You know, the typical homeowner, the average homeowner moves every four to seven years. The average mortgage life is like 4.8 years.
Now I suspect that, with COVID, the term will be obviously longer, especially with people having ridiculous low-interest rates and probably not wanting to move because they can tell her work. So it would probably be a bit longer.
At the same time, you know there are a lot of people coming to age now and more kids that are getting to that home-buying age. According to some recent studies, there’s going to be an influx of buyers in the market. This means that we will see a lot of movement in the market in the next two to three years. The mortgage bankers association predicted that interest rates would move. They were saying like 3.6%, and by the end of 2021, it will be 2%, while by 2022, it will be at 4.5%, and by 2023, it'll be 5%.
Now how does that arm sound to you? It sounds pretty good to me.
If you ask about my opinion, it would be that if I know I'm only going to have five, six, seven years, I'll take the worst-case scenario on the arm, especially if it's a VA loan because after all I've saved all that money for the first five years I attend. I can maybe afford to lose a little bit in year six and year seven. And that's not a big deal for me, given the situation. I am satisfied with that.
That's the thing that you have to do when you're considering this option.
You have to look at the term of your expected tenure in the property. And honestly, most people can't see past seven or eight years. I've had clients say, “I'm just going to be probably going to be in the house. Rick, I'm here forever. You're just going to dig a hole in the backyard and just bury me here. Okay!” That's great.
But let's be financially savvy about this too.
Can you use the half a point reduction in the interest rate as a tool to be better for your short and long-term financial objectives? Maybe, maybe not, but let's take a look at it anyway.

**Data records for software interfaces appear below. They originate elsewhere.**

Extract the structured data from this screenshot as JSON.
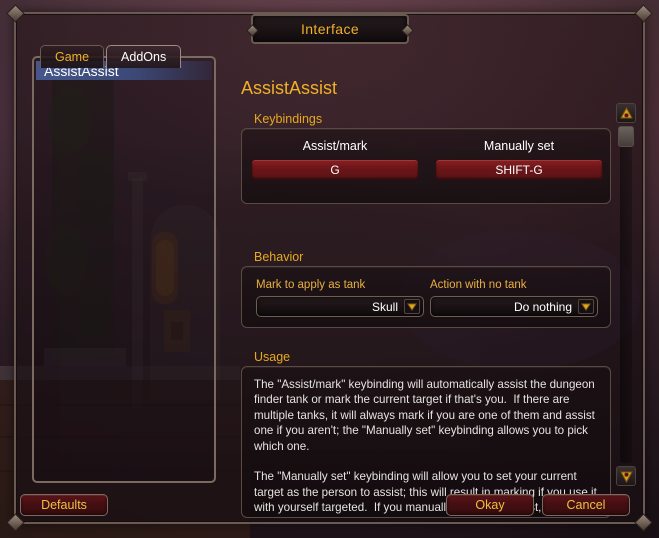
{
  "window": {
    "title": "Interface"
  },
  "tabs": [
    {
      "label": "Game",
      "active": false
    },
    {
      "label": "AddOns",
      "active": true
    }
  ],
  "sidebar": {
    "items": [
      {
        "label": "AssistAssist",
        "selected": true
      }
    ]
  },
  "addon": {
    "title": "AssistAssist",
    "keybindings": {
      "section_label": "Keybindings",
      "entries": [
        {
          "caption": "Assist/mark",
          "key": "G"
        },
        {
          "caption": "Manually set",
          "key": "SHIFT-G"
        }
      ]
    },
    "behavior": {
      "section_label": "Behavior",
      "dropdowns": [
        {
          "caption": "Mark to apply as tank",
          "value": "Skull"
        },
        {
          "caption": "Action with no tank",
          "value": "Do nothing"
        }
      ]
    },
    "usage": {
      "section_label": "Usage",
      "text": "The \"Assist/mark\" keybinding will automatically assist the dungeon finder tank or mark the current target if that's you.  If there are multiple tanks, it will always mark if you are one of them and assist one if you aren't; the \"Manually set\" keybinding allows you to pick which one.\n\nThe \"Manually set\" keybinding will allow you to set your current target as the person to assist; this will result in marking if you use it with yourself targeted.  If you manually set a tank/assist, it will not automatically update (for example if your tank has dropped and the dungeon finder gets you a new one) until you use it"
    }
  },
  "scrollbar": {
    "up_icon": "scroll-up-arrow-icon",
    "down_icon": "scroll-down-arrow-icon"
  },
  "footer": {
    "defaults_label": "Defaults",
    "okay_label": "Okay",
    "cancel_label": "Cancel"
  },
  "colors": {
    "gold": "#f0b028",
    "section_gold": "#e8a820",
    "keybind_red": "#6d1619",
    "button_red": "#450f12",
    "selection_blue": "#485c94",
    "text_white": "#ffffff"
  }
}
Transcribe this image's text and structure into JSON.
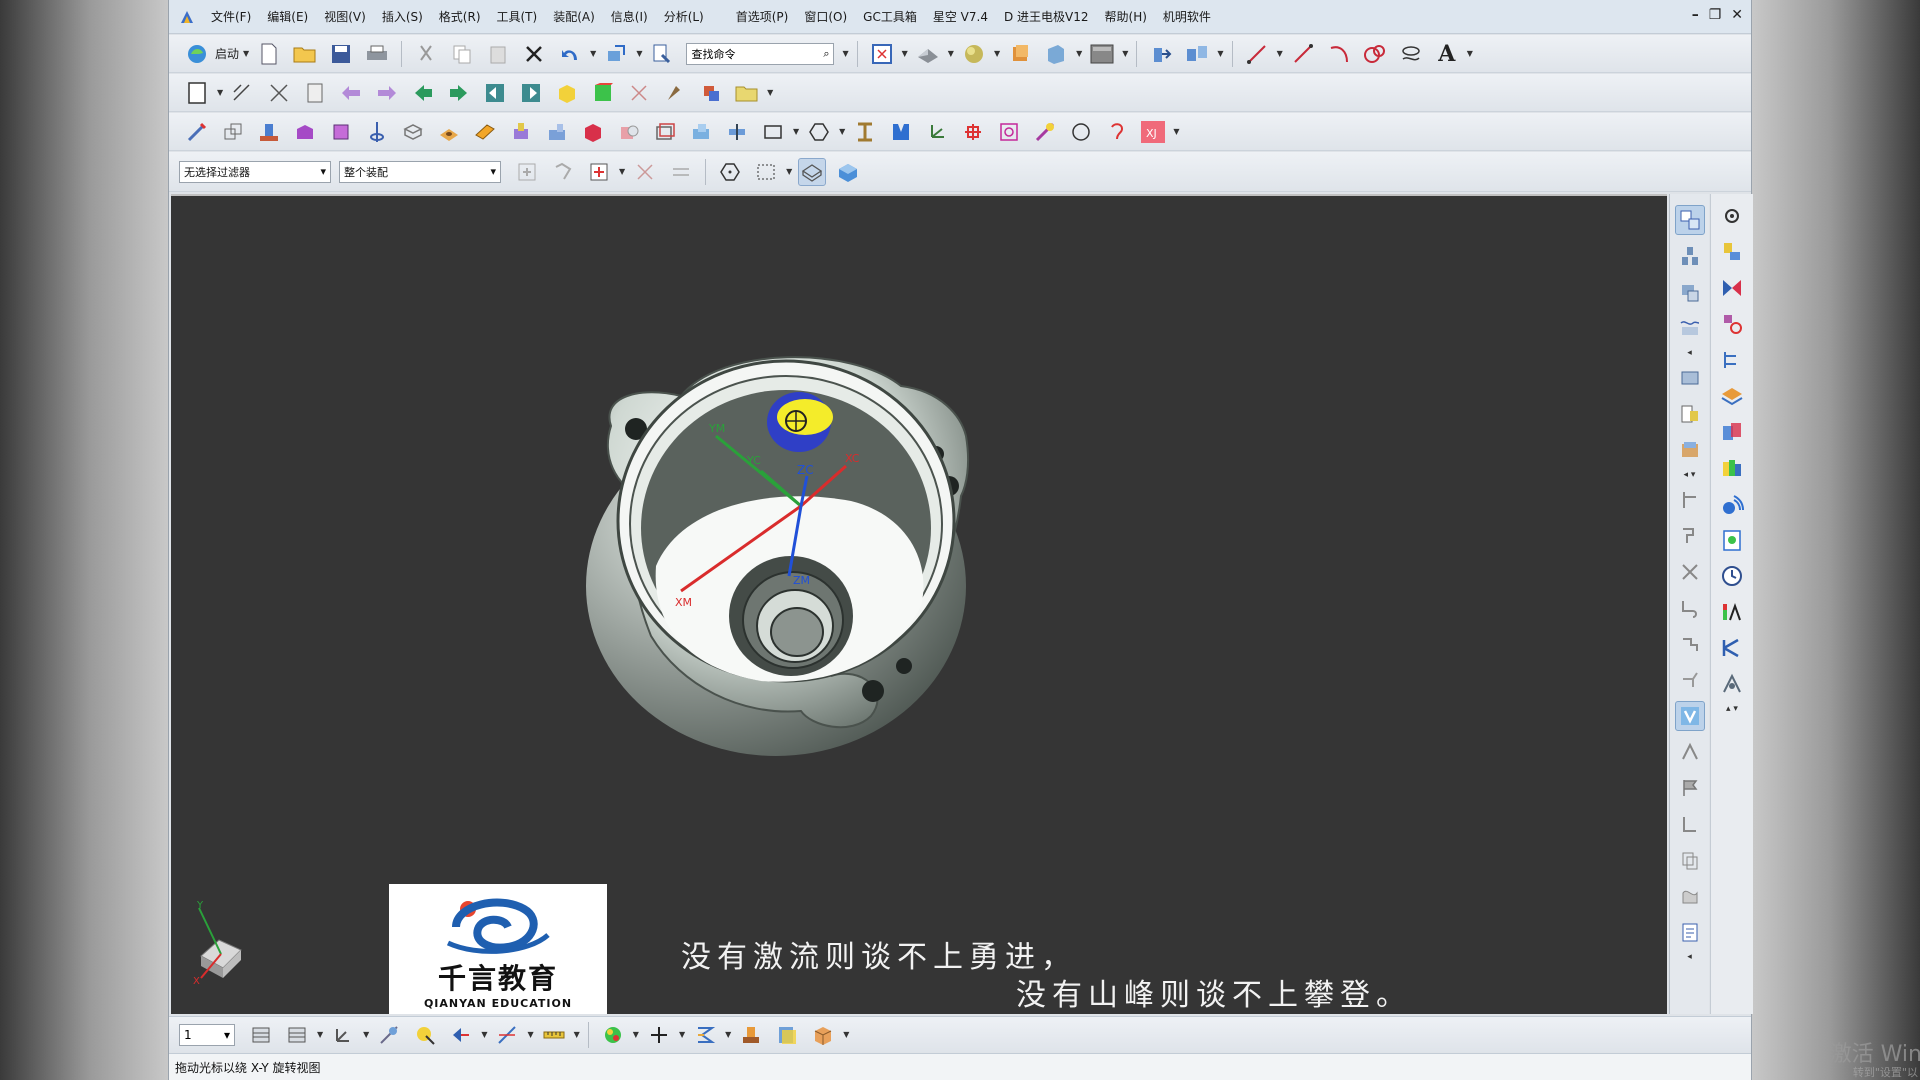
{
  "menu": {
    "items": [
      "文件(F)",
      "编辑(E)",
      "视图(V)",
      "插入(S)",
      "格式(R)",
      "工具(T)",
      "装配(A)",
      "信息(I)",
      "分析(L)",
      "首选项(P)",
      "窗口(O)",
      "GC工具箱",
      "星空 V7.4",
      "D 进王电极V12",
      "帮助(H)",
      "机明软件"
    ]
  },
  "toolbar1": {
    "start_label": "启动",
    "command_search_placeholder": "查找命令",
    "text_tool_label": "A"
  },
  "toolbar4": {
    "selection_filter": "无选择过滤器",
    "assembly_scope": "整个装配"
  },
  "viewport": {
    "csys_labels": {
      "ym": "YM",
      "yc": "YC",
      "zc": "ZC",
      "xc": "XC",
      "xm": "XM",
      "zm": "ZM"
    },
    "triad_labels": {
      "y": "Y",
      "x": "X"
    }
  },
  "logo": {
    "name_cn": "千言教育",
    "name_en": "QIANYAN EDUCATION"
  },
  "subtitle": {
    "line1": "没有激流则谈不上勇进，",
    "line2": "没有山峰则谈不上攀登。"
  },
  "bottom_toolbar": {
    "layer": "1"
  },
  "status": {
    "message": "拖动光标以绕 X-Y 旋转视图"
  },
  "watermark": {
    "line1": "激活 Win",
    "line2": "转到\"设置\"以"
  },
  "colors": {
    "viewport_bg": "#353535",
    "model_body": "#dfe7e1",
    "highlight_yellow": "#f4ec2a",
    "highlight_blue": "#2f3fc6",
    "axis_red": "#d92c2c",
    "axis_green": "#2aa13a",
    "axis_blue": "#2050d8"
  }
}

Through this explanation, I just wanted to make sure you're aware of this option; VA adjustable-rate mortgages, the VA five one arm. Believe me; it's half a percent better in rate than the 30 years fixed rate option!